Not that you need to, but if you google 'Noam Chomsky', it tells you that he's a linguist, cognitive scientist, philosopher, activist and political commentator. What it doesn't tell you is that he is the lead in an animated documentary.
Michael Gondry, the brilliant filmmaker behind the classic Eternal Sunshine of the Spotless Mind, recently made a documentary, Is the Man who is Tall Happy?, which is basically a long conversation with Noam Chomsky where he talks about science, philosophy, our society and everything else all of that encompasses. What he doesn't talk about are dragons, monsters or princesses trapped in castle towers. And yet, this documentary is an animated production.
People who have been living under a rock or have been in coma over the last decade will be surprised to find that animated movies are no longer the medium for just family friendly content meant for kids.
Gondry's documentary is not an exception to any rule - the animation industry has produced many socially conscious and serious films. In 2008, Israeli documentary maker and former soldier, Ari Folman, came up with the critically acclaimed Waltz with Bashir, an animated recreation of Folman's own experiences of recalling his unit's role in the 1982 Lebanon War.
Iranian storyteller, Marjane Satrapi's graphic novel turned animated film Persepolis was a huge success in festivals and home theatres all over the world. It was not aimed at kids even though it was a coming-of-age story about a girl growing up during the revolution in Iran, her teenage years in Paris and her return to a completely different and now Islamic Iran. The movie touched upon many politically debatable topics in a direct manner, including communism, oil based clandestine western diplomacy, women's sexual expression, etc. In fact, perhaps an animated movie served the purpose of the novel better, seeing how it earned quite a name for itself even in the adolescent circles.
Now, let us turn our gaze towards mainstream Hollywood animated films that are mostly released around the holidays. This year, the kids were delighted with The Croods, Despicable Me 2 and right now, Disney's Frozen is being touted as the best Disney animation since The Lion King. Besides being touted as blockbusters, what else is common to each of them? They are all marketed to the same group of people - kids, early teenagers and their parents. I'm not saying such movies are dumb - they are movies made by intelligent people, the animation and storytelling reeks of talent, but you cannot ignore how movies such as these are marketed to earn hundreds of millions at the box office, while films like A Scanner Darkly, Rango or Waking Life are merely cult hits.

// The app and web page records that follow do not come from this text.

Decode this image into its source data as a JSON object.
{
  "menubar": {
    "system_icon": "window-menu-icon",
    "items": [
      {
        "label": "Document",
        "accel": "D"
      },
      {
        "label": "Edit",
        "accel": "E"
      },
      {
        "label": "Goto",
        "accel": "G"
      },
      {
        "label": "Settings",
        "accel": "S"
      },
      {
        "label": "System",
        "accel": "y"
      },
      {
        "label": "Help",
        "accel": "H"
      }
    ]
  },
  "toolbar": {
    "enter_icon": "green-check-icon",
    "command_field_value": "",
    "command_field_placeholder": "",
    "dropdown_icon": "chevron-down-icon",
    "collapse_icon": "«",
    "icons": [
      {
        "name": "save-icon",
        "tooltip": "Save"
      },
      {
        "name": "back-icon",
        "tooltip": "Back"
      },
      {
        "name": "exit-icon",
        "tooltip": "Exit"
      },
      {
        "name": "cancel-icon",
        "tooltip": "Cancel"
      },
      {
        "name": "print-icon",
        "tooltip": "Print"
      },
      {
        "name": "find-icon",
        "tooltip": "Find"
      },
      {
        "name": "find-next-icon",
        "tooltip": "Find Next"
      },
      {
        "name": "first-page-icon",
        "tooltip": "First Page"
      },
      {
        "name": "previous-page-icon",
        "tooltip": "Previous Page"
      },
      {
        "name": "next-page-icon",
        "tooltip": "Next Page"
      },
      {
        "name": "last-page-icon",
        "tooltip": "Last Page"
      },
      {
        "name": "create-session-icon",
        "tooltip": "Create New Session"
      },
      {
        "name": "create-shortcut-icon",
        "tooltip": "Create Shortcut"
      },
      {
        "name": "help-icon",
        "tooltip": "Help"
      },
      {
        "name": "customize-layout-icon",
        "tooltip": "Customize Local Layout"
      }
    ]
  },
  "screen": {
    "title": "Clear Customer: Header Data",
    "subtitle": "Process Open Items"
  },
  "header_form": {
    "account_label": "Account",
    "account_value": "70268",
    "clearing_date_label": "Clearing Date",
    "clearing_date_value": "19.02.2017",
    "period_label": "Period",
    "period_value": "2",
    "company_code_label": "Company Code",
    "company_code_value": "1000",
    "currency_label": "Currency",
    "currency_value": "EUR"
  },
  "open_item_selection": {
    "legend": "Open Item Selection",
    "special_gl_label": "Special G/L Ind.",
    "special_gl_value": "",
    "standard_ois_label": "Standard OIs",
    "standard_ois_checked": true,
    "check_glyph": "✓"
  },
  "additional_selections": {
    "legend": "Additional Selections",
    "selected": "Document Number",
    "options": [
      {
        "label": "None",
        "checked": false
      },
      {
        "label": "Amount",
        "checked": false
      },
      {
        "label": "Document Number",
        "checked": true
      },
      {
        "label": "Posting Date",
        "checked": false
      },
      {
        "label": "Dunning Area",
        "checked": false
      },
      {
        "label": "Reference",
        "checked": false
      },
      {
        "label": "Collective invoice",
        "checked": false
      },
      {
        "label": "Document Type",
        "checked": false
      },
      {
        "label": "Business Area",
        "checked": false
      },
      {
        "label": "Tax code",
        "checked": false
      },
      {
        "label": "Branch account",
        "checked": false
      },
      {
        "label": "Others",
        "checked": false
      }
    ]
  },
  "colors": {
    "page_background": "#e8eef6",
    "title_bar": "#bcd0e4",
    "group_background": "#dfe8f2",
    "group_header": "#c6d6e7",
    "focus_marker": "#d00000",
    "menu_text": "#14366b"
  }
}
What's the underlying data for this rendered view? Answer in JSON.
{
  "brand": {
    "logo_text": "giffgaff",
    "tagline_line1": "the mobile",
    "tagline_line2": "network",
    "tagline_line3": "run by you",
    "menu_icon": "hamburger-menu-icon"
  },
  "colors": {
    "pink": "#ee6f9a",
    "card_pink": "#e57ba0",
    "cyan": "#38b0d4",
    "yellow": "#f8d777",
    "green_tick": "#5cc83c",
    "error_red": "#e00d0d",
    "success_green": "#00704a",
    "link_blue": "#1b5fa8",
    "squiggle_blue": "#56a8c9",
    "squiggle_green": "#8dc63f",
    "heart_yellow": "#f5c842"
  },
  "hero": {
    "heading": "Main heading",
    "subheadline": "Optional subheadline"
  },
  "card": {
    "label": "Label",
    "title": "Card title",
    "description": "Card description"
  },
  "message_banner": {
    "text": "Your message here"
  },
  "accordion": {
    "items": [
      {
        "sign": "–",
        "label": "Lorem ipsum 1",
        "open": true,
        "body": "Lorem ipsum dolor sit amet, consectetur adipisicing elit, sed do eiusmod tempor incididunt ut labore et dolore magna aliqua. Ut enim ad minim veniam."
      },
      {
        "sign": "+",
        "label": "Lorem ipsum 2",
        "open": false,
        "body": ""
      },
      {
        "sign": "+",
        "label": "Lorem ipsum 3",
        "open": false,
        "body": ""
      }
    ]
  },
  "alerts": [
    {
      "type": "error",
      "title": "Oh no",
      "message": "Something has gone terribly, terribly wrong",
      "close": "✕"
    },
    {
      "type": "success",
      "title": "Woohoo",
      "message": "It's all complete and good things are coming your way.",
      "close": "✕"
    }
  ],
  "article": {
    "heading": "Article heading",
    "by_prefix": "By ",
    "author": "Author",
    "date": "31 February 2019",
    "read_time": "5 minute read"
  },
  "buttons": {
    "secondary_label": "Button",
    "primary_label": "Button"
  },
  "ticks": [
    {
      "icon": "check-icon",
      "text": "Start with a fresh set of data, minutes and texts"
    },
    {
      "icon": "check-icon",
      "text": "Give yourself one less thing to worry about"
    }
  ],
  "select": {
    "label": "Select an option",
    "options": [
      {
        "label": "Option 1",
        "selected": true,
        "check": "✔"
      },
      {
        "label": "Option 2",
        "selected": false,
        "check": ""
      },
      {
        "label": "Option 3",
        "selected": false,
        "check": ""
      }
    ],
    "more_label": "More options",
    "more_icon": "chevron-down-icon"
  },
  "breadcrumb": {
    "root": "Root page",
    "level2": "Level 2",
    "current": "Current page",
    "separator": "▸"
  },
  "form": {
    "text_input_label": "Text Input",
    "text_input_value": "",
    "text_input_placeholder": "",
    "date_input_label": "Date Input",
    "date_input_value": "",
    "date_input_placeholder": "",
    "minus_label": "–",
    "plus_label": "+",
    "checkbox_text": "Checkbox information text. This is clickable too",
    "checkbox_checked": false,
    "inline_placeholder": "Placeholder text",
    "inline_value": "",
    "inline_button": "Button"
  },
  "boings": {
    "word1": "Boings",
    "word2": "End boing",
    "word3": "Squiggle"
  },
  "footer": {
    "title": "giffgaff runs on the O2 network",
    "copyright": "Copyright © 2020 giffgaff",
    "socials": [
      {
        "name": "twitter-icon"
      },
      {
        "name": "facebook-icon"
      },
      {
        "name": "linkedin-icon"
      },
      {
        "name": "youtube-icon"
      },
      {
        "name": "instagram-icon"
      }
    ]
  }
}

The truth is, in America, and by association most of the other markets that follow suit, animation is still a genre and not yet a medium and this genre exclusively depends on children for survival. The irony is that television on the other hand has been airing shows like The Simpsons and South Park which are full of satire and often adult themed humour. Perhaps one day, there will be a full-on horror film or a romantic drama that is animated and targeted at the general public at the same time.
A good example to follow would be that of Japan. When it comes to animation, the entire world is on one side while Japanese anime is on the other. It is a whole different universe in itself and in the true is a medium for any kind of content that you can imagine.
Whether you want horror, comedy, romance, action or even hentai , you will find popular examples of all of these within anime. Daft Punk fans can also vouch for the fact that anime even includes musicals. "Interstella 5555: The 5tory of the 5ecret 5tar 5ystem" is an anime action adventure musical which is the "visual realization" to Daft Punk's album 'Discovery'. The sci-fi anime Paprika is the main inspiration behind Hollywood's Inception, and this is a fact quoted by none other than Christopher Nolan himself.
Perhaps the reason why Japanese animation has managed to achieve what others have not is the way the Japanese people look at animation. For them, anime is an outlet of pure fantasy. They use it best to express ideas and desires that are simply not possible with live action. A large part of it also deals with fetishes of people who live in a relatively conservative society. If western animation studios adopt this approach, there's no telling how many possibilities of varied content will arise.
But we cannot simply present one side of the argument and take off. We need to ask ourselves why is it that animation studios in the west do not take risks like they do in Japan. Obviously, cost is an issue. With the amount of money it takes to produce an animated film, it is no surprise that the studios want to ensure that their investments yield dividends. But more than that, there's also the question of shelf life of animated films. With the kind of new technology that is being used every couple of years, it has become very important for the suits financing these movies to ensure that their products earn all they can when they can. Very rarely does a Lion King, Toy Story or a Shrek come along that can stand the test of time despite inferior quality of animation.
An animated movie that seems state of the art today might seem outdated in a couple of years. Compare this to anime, where technically, the level of animation quality has remained constant throughout. They are more concerned with colour and camera angles while the western studios harp over details. This is also why hardcore fans of either kind of animation cannot really enjoy the other style. To really enjoy both, my advice is to look beyond the detailing and the cinematography and simply analyze the content. At the end of the day, it is great content that makes great animated films - nothing more, nothing less.
Follow Preetam Kaushik on Twitter: www.twitter.com/kaushikpreetam